What’s important to note is that overall, people tend to agree that the Hitachi RB24EAP leaf blower is a powerful, lightweight and affordable leaf machine.

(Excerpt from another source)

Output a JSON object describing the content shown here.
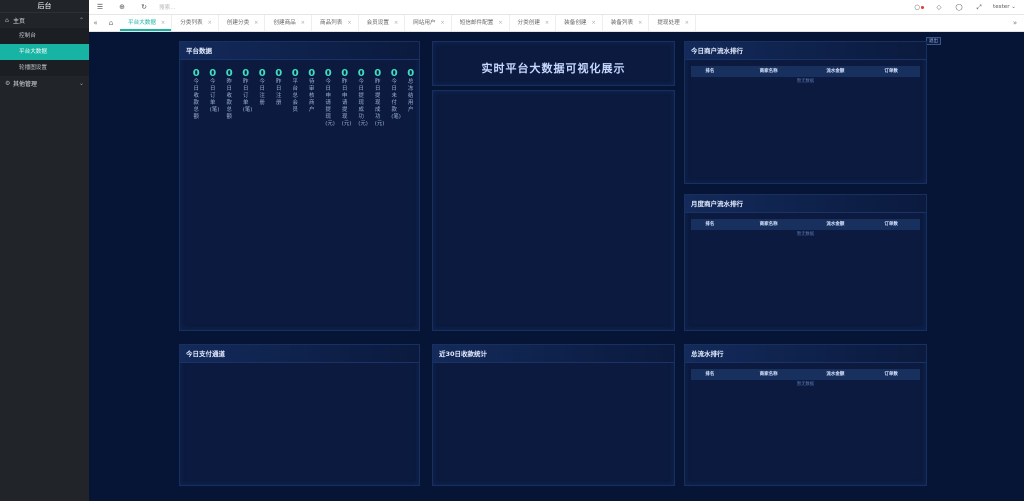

Therefore, despite its few design flaws, I would say that the overall rating truly reflects the quality of the unit.
Most Important Product Specs and Features
For your easy reference, here’s a list of specifications and features which I think are the most important to bear in mind:
- Handheld, gas powered
- 2 stroke engine, 23.9cc, 1.13 HP, 25:1 to 50:1 gas to oil fuel mix
- Purefire, low emissions 2 stroke engine technology
- MPH 170, CFM 441
- 17.6 ounces fuel tank capacity
- Weight 8.6 pounds (3.9 Kg)
- Noise output 69 db (50 ft distance)
- 7 year consumer warranty
- Dimensions 14X8X13 in (LXWXH)
- Fairly powerful
- Good air velocity
- Decent fuel efficiency
- Not too expensive for its category
- Fairly durable
- Lightweight and compact
- Eco Friendly
- No need for power cord, freedom of movement
- Starts easily
- Good distribution of weight and well balanced when you use it
- Taper tip of nozzle makes it more precise
- Easy access to parts for maintenance purposes (sparks, primer bulb, choke level, air filters)
- Translucent tank
- 7 year consumer warranty and 2 year commercial warranty
- Not too loud
- Big throttle switch, you can use two fingers to control it
- On-off switch on the top, having a protective cover so you don’t accidentally shut it off while it’s working
- Fairly good after sales support
- Air intake is on the left side, may suck your pants when you use it with your right hand
- No cruise control on throttle switch
- Might vibrate excessively
- Not as powerful as some bigger models
- Not ideal for heavy commercial use
- Might get hot if you use it continuously for a prolonged period (more than half an hour)
- No additional handle for extra stability
- Being gas powered, when compared to electric ones, it needs to be filled with the right fuel mix, causes emissions and is more maintenance intensive.
- Does not vacuum/mulch leaves
What is the Price Of The Hitachi Leaf Blower Like?
The price of the Hitachi RB24EAP Handheld Leaf Blower is quite decent considering how powerful, durable, and easy to use it is.
It will cost you around $130-$150, which is pretty average for this kind of product.
To be honest, I would expect something like this to actually cost a bit more, so in the grand scheme of things, I can say I am quite happy with the price here.
Our Hitachi RB24EAP Leaf Blower Review: The Verdict
All in all, I really like the Hitachi RB24EAP 23.9cc 2-Cycle Gas Powered 170 MPH Handheld Leaf Blower.
While it is not the biggest nor most powerful gas operated blower on the market, it is more than ideal for most at-home jobs, but not so ideal for commercial use.
It’s not too pricey, it’s lightweight and easy to operate, quite durable, and just an all-around solid leaf blower to have in your arsenal.